Exercise description: Each line below that includes the word "home" is to be reported.

Items listed in a dataset
•••••

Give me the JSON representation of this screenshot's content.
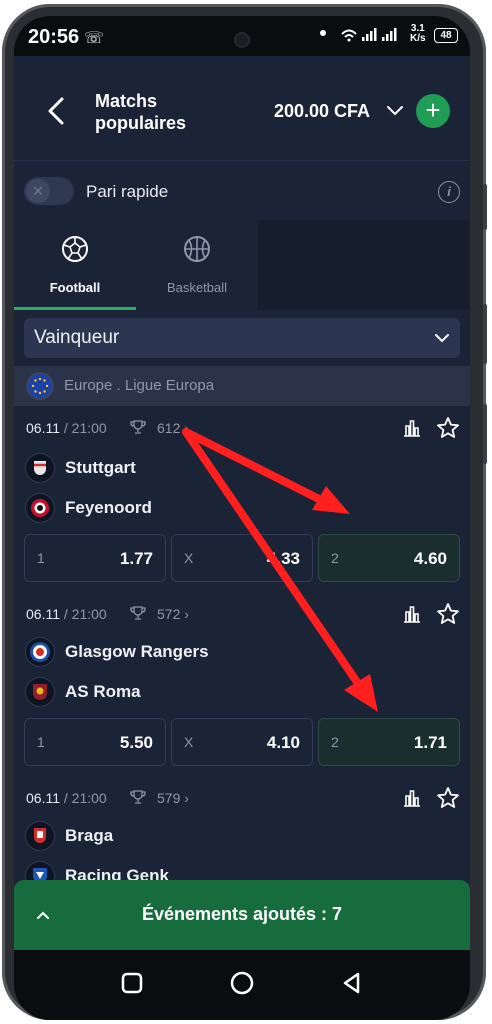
{
  "status_bar": {
    "time": "20:56",
    "net_speed_value": "3.1",
    "net_speed_unit": "K/s",
    "battery": "48"
  },
  "header": {
    "title": "Matchs populaires",
    "balance": "200.00 CFA",
    "add_label": "+"
  },
  "quick_bet": {
    "label": "Pari rapide"
  },
  "sports": [
    {
      "label": "Football",
      "active": true
    },
    {
      "label": "Basketball",
      "active": false
    }
  ],
  "market": {
    "label": "Vainqueur"
  },
  "league": {
    "name": "Europe . Ligue Europa"
  },
  "matches": [
    {
      "date": "06.11",
      "time": "21:00",
      "count": "612",
      "home": "Stuttgart",
      "away": "Feyenoord",
      "odds": [
        {
          "label": "1",
          "value": "1.77"
        },
        {
          "label": "X",
          "value": "4.33"
        },
        {
          "label": "2",
          "value": "4.60",
          "selected": true
        }
      ]
    },
    {
      "date": "06.11",
      "time": "21:00",
      "count": "572",
      "home": "Glasgow Rangers",
      "away": "AS Roma",
      "odds": [
        {
          "label": "1",
          "value": "5.50"
        },
        {
          "label": "X",
          "value": "4.10"
        },
        {
          "label": "2",
          "value": "1.71",
          "selected": true
        }
      ]
    },
    {
      "date": "06.11",
      "time": "21:00",
      "count": "579",
      "home": "Braga",
      "away": "Racing Genk"
    }
  ],
  "events_bar": {
    "label": "Événements ajoutés : 7"
  },
  "colors": {
    "background": "#1b2336",
    "accent_green": "#1f9d55",
    "events_bar": "#176c3d",
    "annotation_arrow": "#ff1f1f"
  }
}
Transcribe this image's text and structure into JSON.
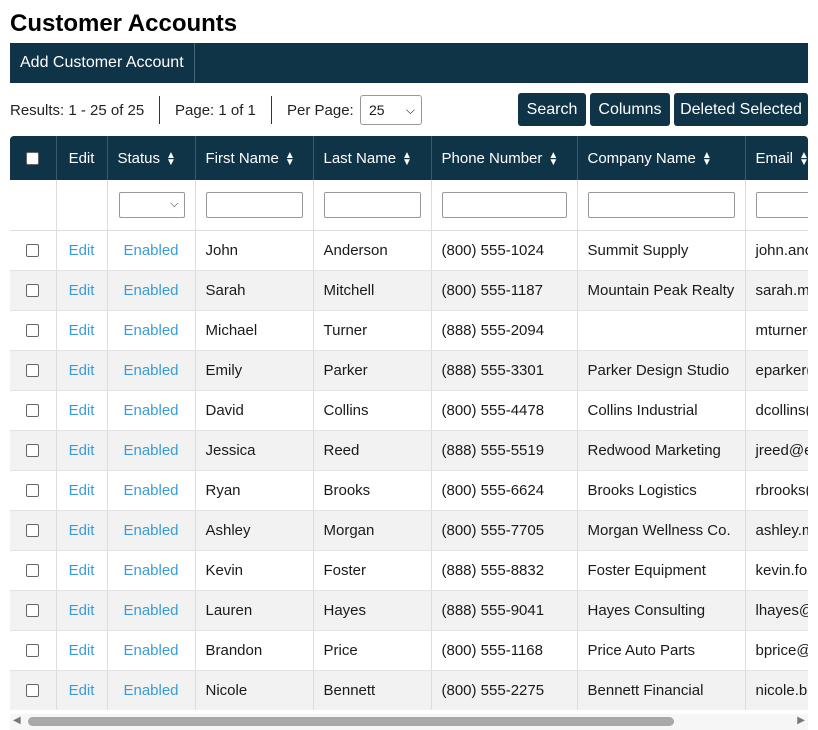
{
  "page": {
    "title": "Customer Accounts"
  },
  "topbar": {
    "add_label": "Add Customer Account"
  },
  "toolbar": {
    "results": "Results: 1 - 25 of 25",
    "page": "Page: 1 of 1",
    "per_page_label": "Per Page:",
    "per_page_value": "25",
    "search_label": "Search",
    "columns_label": "Columns",
    "delete_label": "Deleted Selected"
  },
  "table": {
    "headers": {
      "edit": "Edit",
      "status": "Status",
      "first_name": "First Name",
      "last_name": "Last Name",
      "phone": "Phone Number",
      "company": "Company Name",
      "email": "Email"
    },
    "rows": [
      {
        "edit": "Edit",
        "status": "Enabled",
        "first": "John",
        "last": "Anderson",
        "phone": "(800) 555-1024",
        "company": "Summit Supply",
        "email": "john.anc"
      },
      {
        "edit": "Edit",
        "status": "Enabled",
        "first": "Sarah",
        "last": "Mitchell",
        "phone": "(800) 555-1187",
        "company": "Mountain Peak Realty",
        "email": "sarah.m"
      },
      {
        "edit": "Edit",
        "status": "Enabled",
        "first": "Michael",
        "last": "Turner",
        "phone": "(888) 555-2094",
        "company": "",
        "email": "mturnerc"
      },
      {
        "edit": "Edit",
        "status": "Enabled",
        "first": "Emily",
        "last": "Parker",
        "phone": "(888) 555-3301",
        "company": "Parker Design Studio",
        "email": "eparker("
      },
      {
        "edit": "Edit",
        "status": "Enabled",
        "first": "David",
        "last": "Collins",
        "phone": "(800) 555-4478",
        "company": "Collins Industrial",
        "email": "dcollins("
      },
      {
        "edit": "Edit",
        "status": "Enabled",
        "first": "Jessica",
        "last": "Reed",
        "phone": "(888) 555-5519",
        "company": "Redwood Marketing",
        "email": "jreed@e"
      },
      {
        "edit": "Edit",
        "status": "Enabled",
        "first": "Ryan",
        "last": "Brooks",
        "phone": "(800) 555-6624",
        "company": "Brooks Logistics",
        "email": "rbrooks("
      },
      {
        "edit": "Edit",
        "status": "Enabled",
        "first": "Ashley",
        "last": "Morgan",
        "phone": "(800) 555-7705",
        "company": "Morgan Wellness Co.",
        "email": "ashley.m"
      },
      {
        "edit": "Edit",
        "status": "Enabled",
        "first": "Kevin",
        "last": "Foster",
        "phone": "(888) 555-8832",
        "company": "Foster Equipment",
        "email": "kevin.fos"
      },
      {
        "edit": "Edit",
        "status": "Enabled",
        "first": "Lauren",
        "last": "Hayes",
        "phone": "(888) 555-9041",
        "company": "Hayes Consulting",
        "email": "lhayes@"
      },
      {
        "edit": "Edit",
        "status": "Enabled",
        "first": "Brandon",
        "last": "Price",
        "phone": "(800) 555-1168",
        "company": "Price Auto Parts",
        "email": "bprice@"
      },
      {
        "edit": "Edit",
        "status": "Enabled",
        "first": "Nicole",
        "last": "Bennett",
        "phone": "(800) 555-2275",
        "company": "Bennett Financial",
        "email": "nicole.be"
      }
    ]
  },
  "colors": {
    "header_bg": "#0f3347",
    "link": "#3a9bd9",
    "row_alt": "#f2f2f2"
  },
  "icons": {
    "sort": "sort-updown-icon",
    "dropdown": "chevron-down-icon"
  }
}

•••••

Output:
      "home": "Stuttgart",
      "home": "Glasgow Rangers",
      "home": "Braga",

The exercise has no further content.